cannot. In fact I went in the other direction…I stopped using it. I
started using fine silver instead.

My problem is the fragility of the material at critical points. I
just gotta touch it while it’s at a fusing temp…bad news. I have
completely removed argentium bezels or a wire because of changing a
design mid-stream by detaching broken fragments piece by
piece…jeez…messy. I can’t wait to repair something that’s
argentium and not know it and break it - hasn’t happened yet but I am
sure it will. Even now I used up all of my argentium jump rings and
got rid of them because I would just rather have it be predictable
and not fall apart like a potato chip under heat and some pressure. I
had one huge argentium pendant I spent hours on and heated it several
times over and over to add little details to each quadrant of the
piece. The piece was 3.5 inches x 4 inches. I was very careful with
my set up everytime and steadfast to not touch anything… In the
last soldering process the whole piece fractured right in the middle.
It was kinda cool to see - never seen anything like it - a big crack,
spontaneously while being heated.
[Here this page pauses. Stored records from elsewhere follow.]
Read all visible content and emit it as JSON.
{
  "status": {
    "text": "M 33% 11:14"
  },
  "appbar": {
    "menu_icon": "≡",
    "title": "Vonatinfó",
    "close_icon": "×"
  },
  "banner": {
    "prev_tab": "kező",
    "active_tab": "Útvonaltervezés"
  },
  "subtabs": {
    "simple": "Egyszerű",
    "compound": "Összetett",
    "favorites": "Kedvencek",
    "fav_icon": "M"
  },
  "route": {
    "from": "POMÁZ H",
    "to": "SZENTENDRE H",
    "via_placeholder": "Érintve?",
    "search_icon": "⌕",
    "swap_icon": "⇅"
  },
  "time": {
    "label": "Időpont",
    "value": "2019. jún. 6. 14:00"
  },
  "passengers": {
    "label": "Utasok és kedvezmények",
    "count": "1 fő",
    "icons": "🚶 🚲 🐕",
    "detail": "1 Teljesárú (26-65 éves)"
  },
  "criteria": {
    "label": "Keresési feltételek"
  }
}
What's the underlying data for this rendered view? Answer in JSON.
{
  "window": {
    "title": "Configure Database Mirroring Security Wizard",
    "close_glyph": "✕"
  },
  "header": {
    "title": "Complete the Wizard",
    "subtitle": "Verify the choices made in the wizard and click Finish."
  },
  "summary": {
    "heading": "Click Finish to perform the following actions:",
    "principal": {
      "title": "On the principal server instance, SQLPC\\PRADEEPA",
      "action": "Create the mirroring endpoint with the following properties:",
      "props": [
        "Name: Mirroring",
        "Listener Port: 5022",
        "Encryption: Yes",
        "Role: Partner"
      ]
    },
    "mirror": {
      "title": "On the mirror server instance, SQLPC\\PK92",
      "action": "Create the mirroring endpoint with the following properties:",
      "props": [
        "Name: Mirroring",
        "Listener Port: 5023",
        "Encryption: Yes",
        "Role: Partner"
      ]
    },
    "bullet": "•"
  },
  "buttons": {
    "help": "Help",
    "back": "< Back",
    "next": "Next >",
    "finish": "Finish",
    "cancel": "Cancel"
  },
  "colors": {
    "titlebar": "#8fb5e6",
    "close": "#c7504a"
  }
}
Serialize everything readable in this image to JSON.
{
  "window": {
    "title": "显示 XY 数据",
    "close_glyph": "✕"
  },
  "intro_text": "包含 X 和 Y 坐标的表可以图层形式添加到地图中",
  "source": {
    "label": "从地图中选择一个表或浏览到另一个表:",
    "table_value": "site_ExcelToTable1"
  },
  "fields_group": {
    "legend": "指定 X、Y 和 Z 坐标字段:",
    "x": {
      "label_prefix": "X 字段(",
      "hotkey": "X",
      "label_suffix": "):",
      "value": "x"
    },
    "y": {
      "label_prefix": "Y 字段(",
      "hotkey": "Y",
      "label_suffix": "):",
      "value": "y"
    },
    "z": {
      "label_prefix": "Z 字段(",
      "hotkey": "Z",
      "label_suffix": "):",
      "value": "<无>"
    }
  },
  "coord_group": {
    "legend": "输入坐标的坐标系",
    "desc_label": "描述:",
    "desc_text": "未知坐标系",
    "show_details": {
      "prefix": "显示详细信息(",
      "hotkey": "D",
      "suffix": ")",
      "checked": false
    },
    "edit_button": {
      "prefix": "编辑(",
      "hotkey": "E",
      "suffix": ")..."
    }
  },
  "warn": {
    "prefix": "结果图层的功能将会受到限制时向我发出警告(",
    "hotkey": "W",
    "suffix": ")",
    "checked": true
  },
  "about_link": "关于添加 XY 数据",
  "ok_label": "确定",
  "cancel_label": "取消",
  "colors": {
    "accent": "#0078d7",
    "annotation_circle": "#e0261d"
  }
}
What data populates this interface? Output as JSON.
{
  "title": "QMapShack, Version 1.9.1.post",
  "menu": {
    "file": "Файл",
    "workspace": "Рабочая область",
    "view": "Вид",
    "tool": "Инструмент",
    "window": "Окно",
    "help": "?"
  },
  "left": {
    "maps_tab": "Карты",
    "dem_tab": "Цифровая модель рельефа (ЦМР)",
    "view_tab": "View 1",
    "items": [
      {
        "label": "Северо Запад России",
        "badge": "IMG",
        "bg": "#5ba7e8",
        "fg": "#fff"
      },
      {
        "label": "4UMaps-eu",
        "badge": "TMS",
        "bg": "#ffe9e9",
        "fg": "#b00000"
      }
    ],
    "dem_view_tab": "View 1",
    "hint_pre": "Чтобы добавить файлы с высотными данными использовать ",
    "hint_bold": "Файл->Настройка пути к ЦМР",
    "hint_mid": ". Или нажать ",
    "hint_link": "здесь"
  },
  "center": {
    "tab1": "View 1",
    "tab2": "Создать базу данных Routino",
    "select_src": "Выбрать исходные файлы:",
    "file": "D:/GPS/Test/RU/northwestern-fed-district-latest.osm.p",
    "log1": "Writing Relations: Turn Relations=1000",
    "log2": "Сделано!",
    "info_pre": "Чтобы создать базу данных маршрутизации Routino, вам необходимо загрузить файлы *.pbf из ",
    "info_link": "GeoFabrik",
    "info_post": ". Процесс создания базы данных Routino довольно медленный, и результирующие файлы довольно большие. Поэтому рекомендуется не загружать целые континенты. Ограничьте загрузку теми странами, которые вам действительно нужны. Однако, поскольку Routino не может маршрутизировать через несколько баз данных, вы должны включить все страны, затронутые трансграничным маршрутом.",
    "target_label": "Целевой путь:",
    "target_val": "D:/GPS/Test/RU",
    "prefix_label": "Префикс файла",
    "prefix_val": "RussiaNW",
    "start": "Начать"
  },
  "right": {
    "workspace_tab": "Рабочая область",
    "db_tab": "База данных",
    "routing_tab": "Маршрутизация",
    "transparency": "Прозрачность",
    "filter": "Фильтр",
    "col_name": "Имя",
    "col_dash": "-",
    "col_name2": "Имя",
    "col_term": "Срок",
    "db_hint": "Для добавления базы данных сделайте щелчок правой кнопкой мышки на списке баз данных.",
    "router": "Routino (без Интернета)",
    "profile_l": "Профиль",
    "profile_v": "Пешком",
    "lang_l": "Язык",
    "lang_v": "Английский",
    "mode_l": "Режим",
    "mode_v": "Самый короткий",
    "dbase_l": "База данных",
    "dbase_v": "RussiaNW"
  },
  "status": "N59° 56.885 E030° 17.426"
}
I was amazed and then I was gonna
cry because I had a huge problem - a big crack right down the center
of my piece! Well, I did salvage it by adding an entirely new design
to the back with granulation like pieces to conceal the fracture. The
back was a decorated and designed as the front and I kept the piece
for myself. Really weird to see though! Argentium has purpose but for
me I don’t prefer it to traditional sterling silver. My pieces are
too complicated maybe? I will have to experiment with sterlium…I
think that is what it’s called??? Have not used it yet. :wink:

joy kruse

Hi Jay,

I agree that un-soldering a joint in Argentium Silver can be
problematic, but I have not found it impossible. I hold one part in
tweezers (away from the joint, so that the pressure of the tweezers
does not cause a problem), and heat the joint. When the solder
flows, I let the now un-attached piece fall a short distance to a
soldering board.

In any case, no alloy is perfect. There are pros and cons to each
alloy, and each person needs to find the match for their work and
habits. Though your favorite alloy is not my favorite, I respect your
differing opinion about sterling alloys.

However, I think that your suggestion of looking at other alloys may
not be the answer for many people. It depends on the kind of work
they do. For you, AS does not suit your needs. However, for people
who want to be able to fuse, a lower germanium content is unlikely to
work well. I do know that Peter Johns, the inventor, experimented A
LOT, and did not arrive at the percentage that is in Argentium Silver
randomly. It really is the optimum amount for most people who like
the properties of AS. It is not for everyone—we are each different,
and have different needs. It is not realistic to expect that one
silver alloy will be the perfect one for 100% of jewelers and

Respectfully disagreeing,